Rep. Jared Huffman and environmentalists are concerned that a House subcommittee hearing Wednesday on Capitol Hill marks the beginning of a Republican assault on a national marine sanctuary system that protects 350 miles of California’s coast from offshore oil development and pumps millions of dollars into local economies, including Sonoma County.
The House Subcommittee on Water, Power and Oceans hearing is likely a precursor to legislation that would gut federal laws that foster protection of natural resources and habitats nationwide in a system encompassing more than 600,000 square miles of ocean and Great Lakes waters, said Huffman, D-San Rafael, the subcommittee’s ranking minority member.

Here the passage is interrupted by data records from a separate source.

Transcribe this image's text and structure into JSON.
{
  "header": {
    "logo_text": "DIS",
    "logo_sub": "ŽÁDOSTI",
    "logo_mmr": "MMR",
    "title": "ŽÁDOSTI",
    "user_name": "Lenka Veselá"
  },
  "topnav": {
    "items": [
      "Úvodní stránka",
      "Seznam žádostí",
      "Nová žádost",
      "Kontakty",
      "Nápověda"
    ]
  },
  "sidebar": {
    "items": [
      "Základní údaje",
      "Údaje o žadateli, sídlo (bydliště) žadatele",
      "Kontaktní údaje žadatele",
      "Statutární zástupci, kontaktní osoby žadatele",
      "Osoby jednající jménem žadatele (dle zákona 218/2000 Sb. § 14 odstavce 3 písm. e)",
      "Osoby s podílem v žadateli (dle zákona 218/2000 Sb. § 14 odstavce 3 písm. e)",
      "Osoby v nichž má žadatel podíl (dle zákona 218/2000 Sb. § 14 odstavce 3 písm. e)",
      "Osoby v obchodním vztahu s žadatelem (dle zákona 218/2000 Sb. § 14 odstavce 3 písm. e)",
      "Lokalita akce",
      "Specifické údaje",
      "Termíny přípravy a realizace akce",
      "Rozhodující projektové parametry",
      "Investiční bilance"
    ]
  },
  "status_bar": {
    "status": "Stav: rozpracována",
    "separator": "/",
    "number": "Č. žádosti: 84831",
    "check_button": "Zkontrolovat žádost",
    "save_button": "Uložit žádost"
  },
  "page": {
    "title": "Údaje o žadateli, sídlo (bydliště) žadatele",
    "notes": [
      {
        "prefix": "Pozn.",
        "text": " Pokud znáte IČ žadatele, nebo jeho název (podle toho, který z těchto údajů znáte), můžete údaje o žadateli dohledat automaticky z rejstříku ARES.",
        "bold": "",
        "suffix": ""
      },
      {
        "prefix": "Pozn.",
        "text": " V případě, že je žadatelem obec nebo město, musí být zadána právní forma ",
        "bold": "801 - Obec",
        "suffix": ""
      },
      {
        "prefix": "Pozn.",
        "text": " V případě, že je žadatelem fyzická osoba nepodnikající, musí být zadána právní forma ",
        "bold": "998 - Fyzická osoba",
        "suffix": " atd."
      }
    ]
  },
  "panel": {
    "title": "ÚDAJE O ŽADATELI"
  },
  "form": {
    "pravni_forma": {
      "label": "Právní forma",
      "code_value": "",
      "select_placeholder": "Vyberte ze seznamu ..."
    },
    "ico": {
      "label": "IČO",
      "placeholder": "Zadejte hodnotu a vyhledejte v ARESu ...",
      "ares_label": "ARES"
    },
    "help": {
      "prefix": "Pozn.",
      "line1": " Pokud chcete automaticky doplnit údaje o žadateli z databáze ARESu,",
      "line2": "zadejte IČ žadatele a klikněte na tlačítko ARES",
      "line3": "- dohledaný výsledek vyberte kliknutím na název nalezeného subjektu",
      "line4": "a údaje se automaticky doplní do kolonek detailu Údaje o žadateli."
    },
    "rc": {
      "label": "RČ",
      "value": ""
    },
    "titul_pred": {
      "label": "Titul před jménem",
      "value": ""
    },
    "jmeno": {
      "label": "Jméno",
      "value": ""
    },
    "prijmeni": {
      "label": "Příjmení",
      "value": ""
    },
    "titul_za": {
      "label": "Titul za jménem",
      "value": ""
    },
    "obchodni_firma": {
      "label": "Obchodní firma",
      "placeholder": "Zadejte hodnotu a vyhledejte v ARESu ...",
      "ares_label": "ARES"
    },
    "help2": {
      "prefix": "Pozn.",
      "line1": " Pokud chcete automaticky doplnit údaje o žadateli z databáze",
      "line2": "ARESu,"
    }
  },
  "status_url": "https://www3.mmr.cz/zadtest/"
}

“They don’t like anything that limits development or energy extraction,” Huffman said, regarding the intent of Republicans who control Congress. “There’s a huge exuberance right now on the Republican side to pass legislation,” he said. “Right now they are firing live ammunition.”
Rep. Doug Lamborn, a Colorado Republican who chairs the subcommittee, said the hearing will focus on “the real life impacts” of marine monuments and sanctuaries on communities that depend on their natural resources.
“The federal government simply does not know better than the people on land, on the docks or in the water,” Lamborn said in an email. “Our agencies need to work with local officials, industry and all stakeholders as they are the ones that will directly benefit from, or bear the burden of these closed areas.”
The 19-member subcommittee includes 11 Republicans and eight Democrats and overall eight members are from California (three Republicans and five Democrats).
Huffman, a former environmental attorney, said there is nothing to prevent Congress and President Trump from removing properties from the list of sanctuaries or marine monuments.
Two protected zones — the Greater Farallones and Cordell Bank national marine sanctuaries — were more than doubled in 2015 and now cover nearly 4,600 square miles from just outside the mouth of San Francisco Bay to Point Arena in Mendocino County.
A government report last year said visitors to the Greater Farallones sanctuary in 2011 spent $86 million, boosting local businesses and generating more than 1,000 jobs.
A third sanctuary extends south to Cambria in San Luis Obispo County, and another sanctuary surrounds the Channel Islands.
In 2014, Point Arena held a community celebration over the addition of a 1,665-acre shoreline tract to the 1,100-mile California Coastal National Monument, culminating a 2 1/2-year grassroots campaign to protect the lands.
The subcommittee hearing’s title — “Examining the Creation and Management of Marine Monuments and Sanctuaries” — seems innocuous, Huffman said, but “the agenda behind it is a little more direct.”
Republicans have long had their eye on the Antiquities Act of 1906, signed by President Theodore Roosevelt, granting the president broad powers to create national monuments on federal lands, Huffman said.
“But they are walking into a political buzzsaw with this issue,” Huffman said. “There is a broad national constituency for these protections.”
Richard Charter of Bodega Bay, an offshore oil drilling opponent since the 1970s, shares Huffman’s concern over the significance of Wednesday’s hearing.
Protections for the ocean are “now under attack like we’ve never seen before,” he said. “We’re not taking this lightly. This is getting very close to the heart of the North Coast.”